I received a LinkedIn connection request recently. An attractive young lady called Nita who has a great educational background was “shocked” by my “excellence” (screenshot below). I obviously had underestimated myself all these years, ignoring my own “excellence” and its dramatic effect on others.
It did not stop there. Not long after Nita, my “excellence” shocked another attrative lady called Albertine (screenshot below). She even said “I should call you a senior, and a senior!” I don’t know what she exactly means, but it sounds pleasant.

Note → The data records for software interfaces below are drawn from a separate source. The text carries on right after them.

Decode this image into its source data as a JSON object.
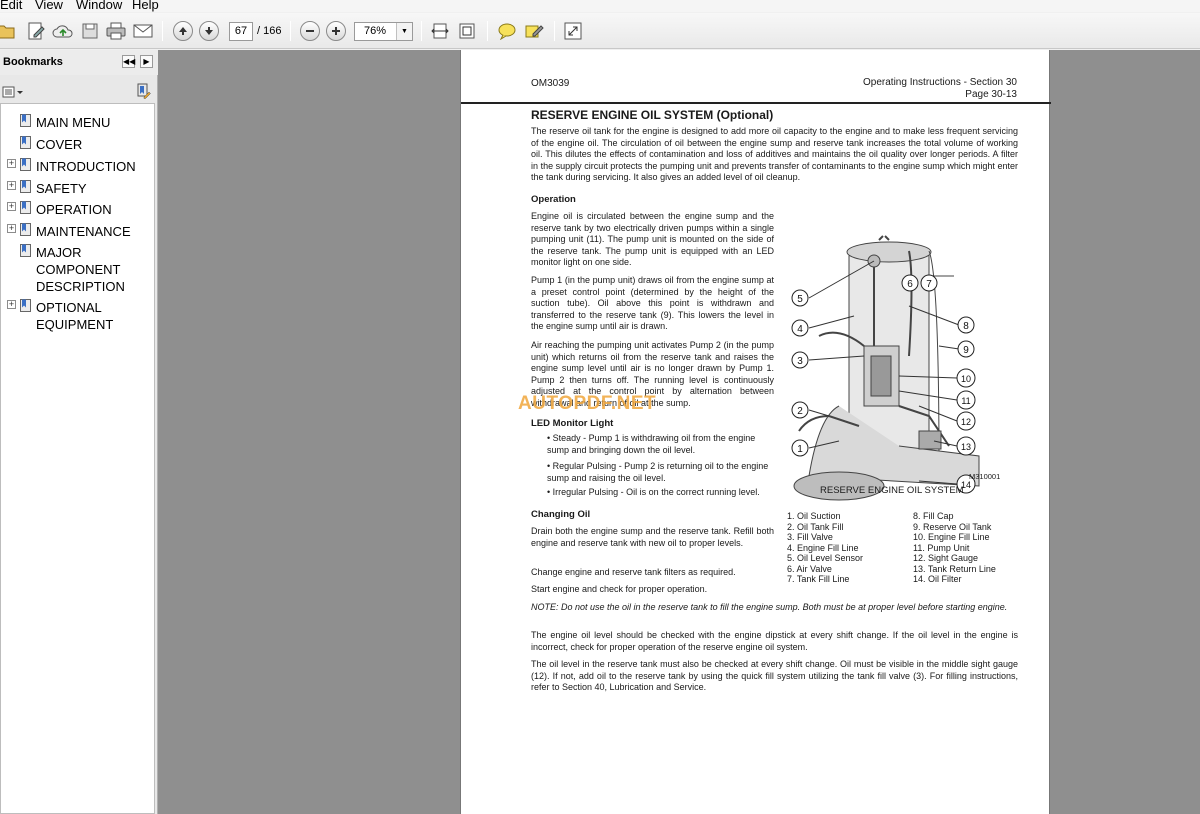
{
  "menu": [
    "Edit",
    "View",
    "Window",
    "Help"
  ],
  "toolbar": {
    "current_page": "67",
    "total_pages": "/ 166",
    "zoom": "76%"
  },
  "bookmarks": {
    "title": "Bookmarks",
    "collapse_label": "◀◀",
    "next_label": "▶",
    "items": [
      {
        "lines": [
          "MAIN MENU"
        ],
        "expandable": false
      },
      {
        "lines": [
          "COVER"
        ],
        "expandable": false
      },
      {
        "lines": [
          "INTRODUCTION"
        ],
        "expandable": true
      },
      {
        "lines": [
          "SAFETY"
        ],
        "expandable": true
      },
      {
        "lines": [
          "OPERATION"
        ],
        "expandable": true
      },
      {
        "lines": [
          "MAINTENANCE"
        ],
        "expandable": true
      },
      {
        "lines": [
          "MAJOR",
          "COMPONENT",
          "DESCRIPTION"
        ],
        "expandable": false
      },
      {
        "lines": [
          "OPTIONAL",
          "EQUIPMENT"
        ],
        "expandable": true
      }
    ]
  },
  "page": {
    "doc_code": "OM3039",
    "section": "Operating Instructions - Section 30",
    "page_no": "Page 30-13",
    "title": "RESERVE ENGINE OIL SYSTEM (Optional)",
    "intro": "The reserve oil tank for the engine is designed to add more oil capacity to the engine and to make less frequent servicing of the engine oil. The circulation of oil between the engine sump and reserve tank increases the total volume of working oil. This dilutes the effects of contamination and loss of additives and maintains the oil quality over longer periods. A filter in the supply circuit protects the pumping unit and prevents transfer of contaminants to the engine sump which might enter the tank during servicing. It also gives an added level of oil cleanup.",
    "operation_heading": "Operation",
    "operation_p1": "Engine oil is circulated between the engine sump and the reserve tank by two electrically driven pumps within a single pumping unit (11). The pump unit is mounted on the side of the reserve tank. The pump unit is equipped with an LED monitor light on one side.",
    "operation_p2": "Pump 1 (in the pump unit) draws oil from the engine sump at a preset control point (determined by the height of the suction tube). Oil above this point is withdrawn and transferred to the reserve tank (9). This lowers the level in the engine sump until air is drawn.",
    "operation_p3": "Air reaching the pumping unit activates Pump 2 (in the pump unit) which returns oil from the reserve tank and raises the engine sump level until air is no longer drawn by Pump 1. Pump 2 then turns off. The running level is continuously adjusted at the control point by alternation between withdrawal and return of oil at the sump.",
    "led_heading": "LED Monitor Light",
    "led_items": [
      "• Steady - Pump 1 is withdrawing oil from the engine sump and bringing down the oil level.",
      "• Regular Pulsing - Pump 2 is returning oil to the engine sump and raising the oil level.",
      "• Irregular Pulsing - Oil is on the correct running level."
    ],
    "changing_heading": "Changing Oil",
    "changing_p1": "Drain both the engine sump and the reserve tank. Refill both engine and reserve tank with new oil to proper levels.",
    "changing_p2": "Change engine and reserve tank filters as required.",
    "changing_p3": "Start engine and check for proper operation.",
    "note": "NOTE: Do not use the oil in the reserve tank to fill the engine sump. Both must be at proper level before starting engine.",
    "para_level1": "The engine oil level should be checked with the engine dipstick at every shift change. If the oil level in the engine is incorrect, check for proper operation of the reserve engine oil system.",
    "para_level2": "The oil level in the reserve tank must also be checked at every shift change. Oil must be visible in the middle sight gauge (12). If not, add oil to the reserve tank by using the quick fill system utilizing the tank fill valve (3). For filling instructions, refer to Section 40, Lubrication and Service.",
    "figure_code": "M310001",
    "figure_caption": "RESERVE ENGINE OIL SYSTEM",
    "callouts": [
      "1",
      "2",
      "3",
      "4",
      "5",
      "6",
      "7",
      "8",
      "9",
      "10",
      "11",
      "12",
      "13",
      "14"
    ],
    "legend_left": [
      "1. Oil Suction",
      "2. Oil Tank Fill",
      "3. Fill Valve",
      "4. Engine Fill Line",
      "5. Oil Level Sensor",
      "6. Air Valve",
      "7. Tank Fill Line"
    ],
    "legend_right": [
      "8. Fill Cap",
      "9. Reserve Oil Tank",
      "10. Engine Fill Line",
      "11. Pump Unit",
      "12. Sight Gauge",
      "13. Tank Return Line",
      "14. Oil Filter"
    ],
    "watermark": "AUTOPDF.NET"
  }
}
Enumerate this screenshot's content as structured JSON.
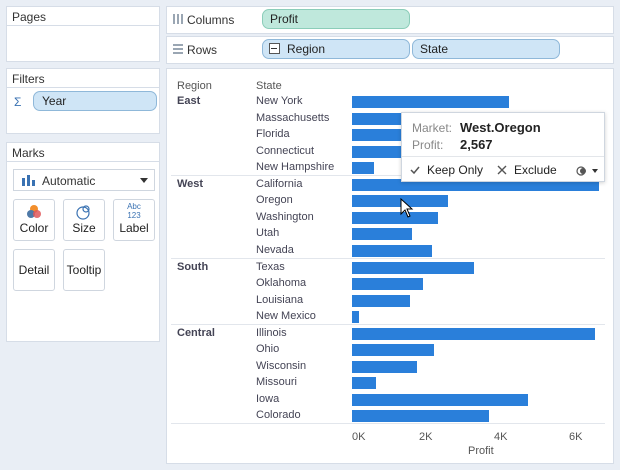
{
  "pages_panel": {
    "title": "Pages"
  },
  "filters_panel": {
    "title": "Filters",
    "filter_pill": "Year"
  },
  "marks_panel": {
    "title": "Marks",
    "mark_type": "Automatic",
    "buttons": {
      "color": "Color",
      "size": "Size",
      "label": "Label",
      "label_icon_top": "Abc",
      "label_icon_bottom": "123",
      "detail": "Detail",
      "tooltip": "Tooltip"
    }
  },
  "columns_shelf": {
    "name": "Columns",
    "pill": "Profit"
  },
  "rows_shelf": {
    "name": "Rows",
    "pills": [
      "Region",
      "State"
    ]
  },
  "chart": {
    "headers": {
      "region": "Region",
      "state": "State"
    },
    "x_label": "Profit",
    "x_ticks": [
      "0K",
      "2K",
      "4K",
      "6K"
    ],
    "bar_color": "#2a7fda",
    "regions": [
      "East",
      "West",
      "South",
      "Central"
    ],
    "states": [
      "New York",
      "Massachusetts",
      "Florida",
      "Connecticut",
      "New Hampshire",
      "California",
      "Oregon",
      "Washington",
      "Utah",
      "Nevada",
      "Texas",
      "Oklahoma",
      "Louisiana",
      "New Mexico",
      "Illinois",
      "Ohio",
      "Wisconsin",
      "Missouri",
      "Iowa",
      "Colorado"
    ]
  },
  "chart_data": {
    "type": "bar",
    "orientation": "horizontal",
    "xlabel": "Profit",
    "xlim": [
      0,
      6600
    ],
    "groups": [
      {
        "region": "East",
        "states": [
          "New York",
          "Massachusetts",
          "Florida",
          "Connecticut",
          "New Hampshire"
        ],
        "values": [
          4200,
          1700,
          1600,
          1500,
          600
        ]
      },
      {
        "region": "West",
        "states": [
          "California",
          "Oregon",
          "Washington",
          "Utah",
          "Nevada"
        ],
        "values": [
          6600,
          2567,
          2300,
          1600,
          2150
        ]
      },
      {
        "region": "South",
        "states": [
          "Texas",
          "Oklahoma",
          "Louisiana",
          "New Mexico"
        ],
        "values": [
          3250,
          1900,
          1550,
          200
        ]
      },
      {
        "region": "Central",
        "states": [
          "Illinois",
          "Ohio",
          "Wisconsin",
          "Missouri",
          "Iowa",
          "Colorado"
        ],
        "values": [
          6500,
          2200,
          1750,
          650,
          4700,
          3650
        ]
      }
    ]
  },
  "tooltip": {
    "market_label": "Market:",
    "market_value": "West.Oregon",
    "profit_label": "Profit:",
    "profit_value": "2,567",
    "keep_only": "Keep Only",
    "exclude": "Exclude"
  }
}
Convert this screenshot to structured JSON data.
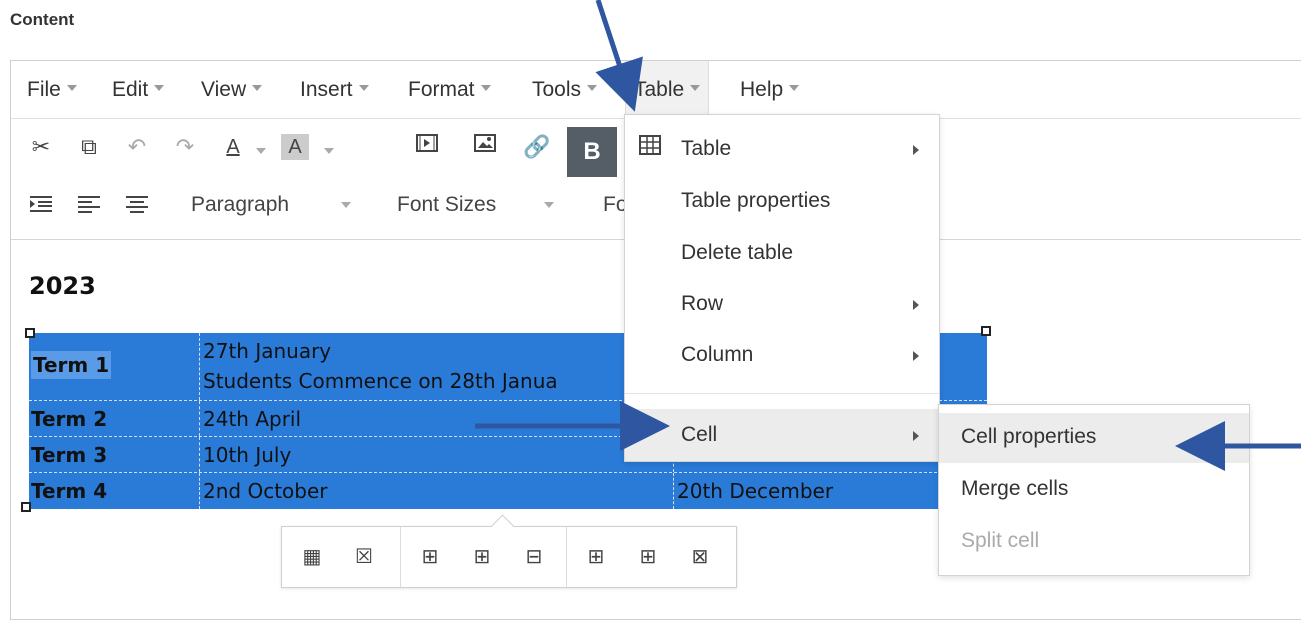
{
  "content_label": "Content",
  "menubar": {
    "items": [
      "File",
      "Edit",
      "View",
      "Insert",
      "Format",
      "Tools",
      "Table",
      "Help"
    ]
  },
  "toolbar": {
    "paragraph": "Paragraph",
    "font_sizes": "Font Sizes",
    "font_family_partial": "Fo",
    "bold": "B",
    "text_color_glyph": "A",
    "bg_color_glyph": "A"
  },
  "document": {
    "year": "2023",
    "rows": [
      {
        "term": "Term 1",
        "date_line1": "27th January",
        "date_line2": "Students Commence on 28th Janua",
        "end": ""
      },
      {
        "term": "Term 2",
        "date": "24th April",
        "end": ""
      },
      {
        "term": "Term 3",
        "date": "10th July",
        "end": ""
      },
      {
        "term": "Term 4",
        "date": "2nd October",
        "end": "20th December"
      }
    ]
  },
  "table_menu": {
    "items": [
      {
        "label": "Table",
        "submenu": true,
        "icon": "table-grid-icon"
      },
      {
        "label": "Table properties",
        "submenu": false
      },
      {
        "label": "Delete table",
        "submenu": false
      },
      {
        "label": "Row",
        "submenu": true
      },
      {
        "label": "Column",
        "submenu": true
      },
      {
        "label": "Cell",
        "submenu": true
      }
    ]
  },
  "cell_menu": {
    "items": [
      {
        "label": "Cell properties",
        "state": "hover"
      },
      {
        "label": "Merge cells",
        "state": "normal"
      },
      {
        "label": "Split cell",
        "state": "disabled"
      }
    ]
  },
  "colors": {
    "selection": "#2a7bd8",
    "arrow": "#2f56a0",
    "bold_button": "#555d66"
  }
}
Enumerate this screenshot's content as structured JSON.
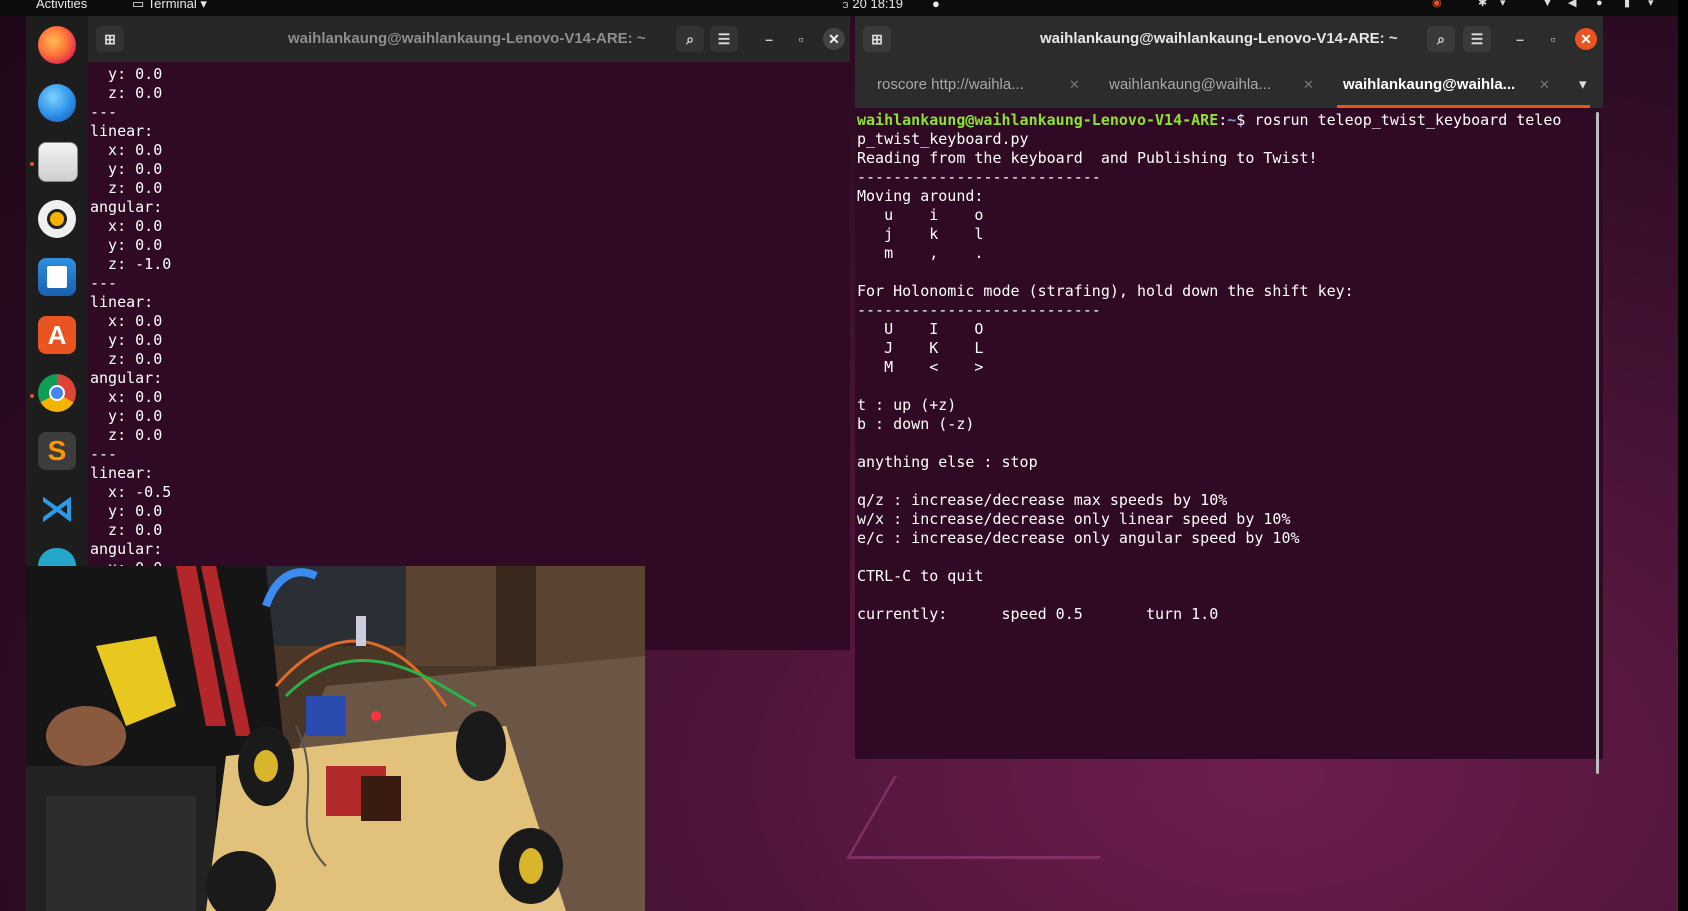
{
  "topbar": {
    "activities": "Activities",
    "app_menu": "Terminal",
    "clock": "ဒ 20  18:19"
  },
  "dock": {
    "apps": [
      "firefox-icon",
      "thunderbird-icon",
      "files-icon",
      "rhythmbox-icon",
      "writer-icon",
      "software-icon",
      "chrome-icon",
      "sublime-icon",
      "vscode-icon"
    ]
  },
  "left_terminal": {
    "title": "waihlankaung@waihlankaung-Lenovo-V14-ARE: ~",
    "output": "  y: 0.0\n  z: 0.0\n---\nlinear:\n  x: 0.0\n  y: 0.0\n  z: 0.0\nangular:\n  x: 0.0\n  y: 0.0\n  z: -1.0\n---\nlinear:\n  x: 0.0\n  y: 0.0\n  z: 0.0\nangular:\n  x: 0.0\n  y: 0.0\n  z: 0.0\n---\nlinear:\n  x: -0.5\n  y: 0.0\n  z: 0.0\nangular:\n  x: 0.0"
  },
  "right_terminal": {
    "title": "waihlankaung@waihlankaung-Lenovo-V14-ARE: ~",
    "tabs": [
      {
        "label": "roscore http://waihla..."
      },
      {
        "label": "waihlankaung@waihla..."
      },
      {
        "label": "waihlankaung@waihla..."
      }
    ],
    "prompt_user": "waihlankaung@waihlankaung-Lenovo-V14-ARE",
    "prompt_sep": ":",
    "prompt_path": "~",
    "prompt_cmd": "$ rosrun teleop_twist_keyboard teleo\np_twist_keyboard.py",
    "output": "\nReading from the keyboard  and Publishing to Twist!\n---------------------------\nMoving around:\n   u    i    o\n   j    k    l\n   m    ,    .\n\nFor Holonomic mode (strafing), hold down the shift key:\n---------------------------\n   U    I    O\n   J    K    L\n   M    <    >\n\nt : up (+z)\nb : down (-z)\n\nanything else : stop\n\nq/z : increase/decrease max speeds by 10%\nw/x : increase/decrease only linear speed by 10%\ne/c : increase/decrease only angular speed by 10%\n\nCTRL-C to quit\n\ncurrently:\tspeed 0.5\tturn 1.0"
  },
  "colors": {
    "terminal_bg": "#300a24",
    "header_bg": "#2c2c2c",
    "accent": "#e95420",
    "prompt_green": "#8ae234",
    "prompt_blue": "#729fcf"
  }
}
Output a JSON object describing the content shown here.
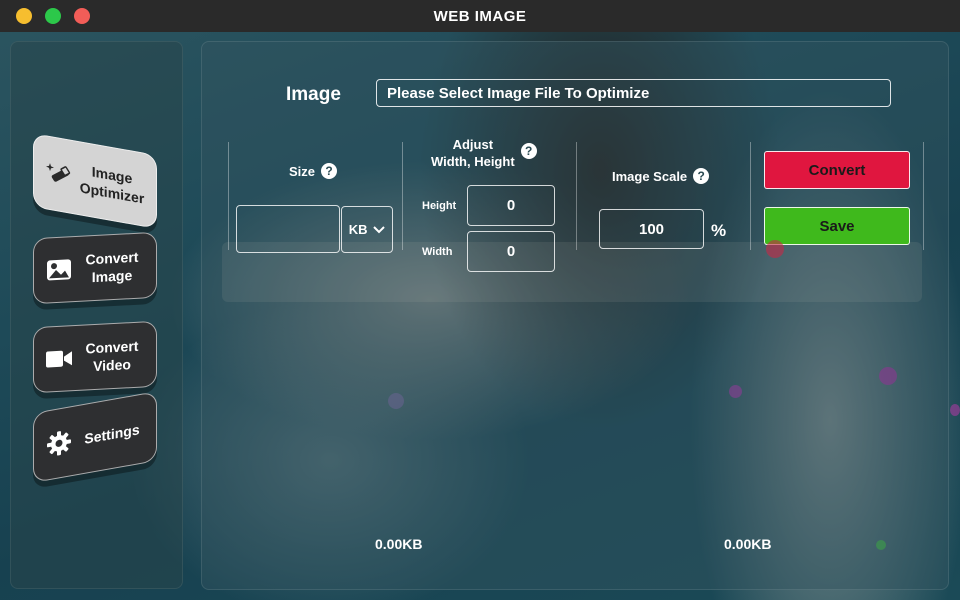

Of couse, these are all fake LinkedIn accounts. I received ~30 such connection requests in the past month or two. In the beginning I was not sure if they are real or not. Their profiles do contain a lot of information including their educational backgrounds and working experiences. But when I received a request from a lady whose profile picture was identical to a previous request, it was obvious it’s all fake.
So what these scammers are trying to do? According an NPR article, after you accept the connection request, they will spend months chatting with you to cultivate the trust. Once you trust them, they will ask you to invest money on, e.g. crypto. Then you will find your money is gone.
There are two characteristics of these fake requests: (1) They are attractive young ladies (likely from Asia), and (2) their messages are vague. So next time when somebody tells you your “excellence” shocks her, just ignore her.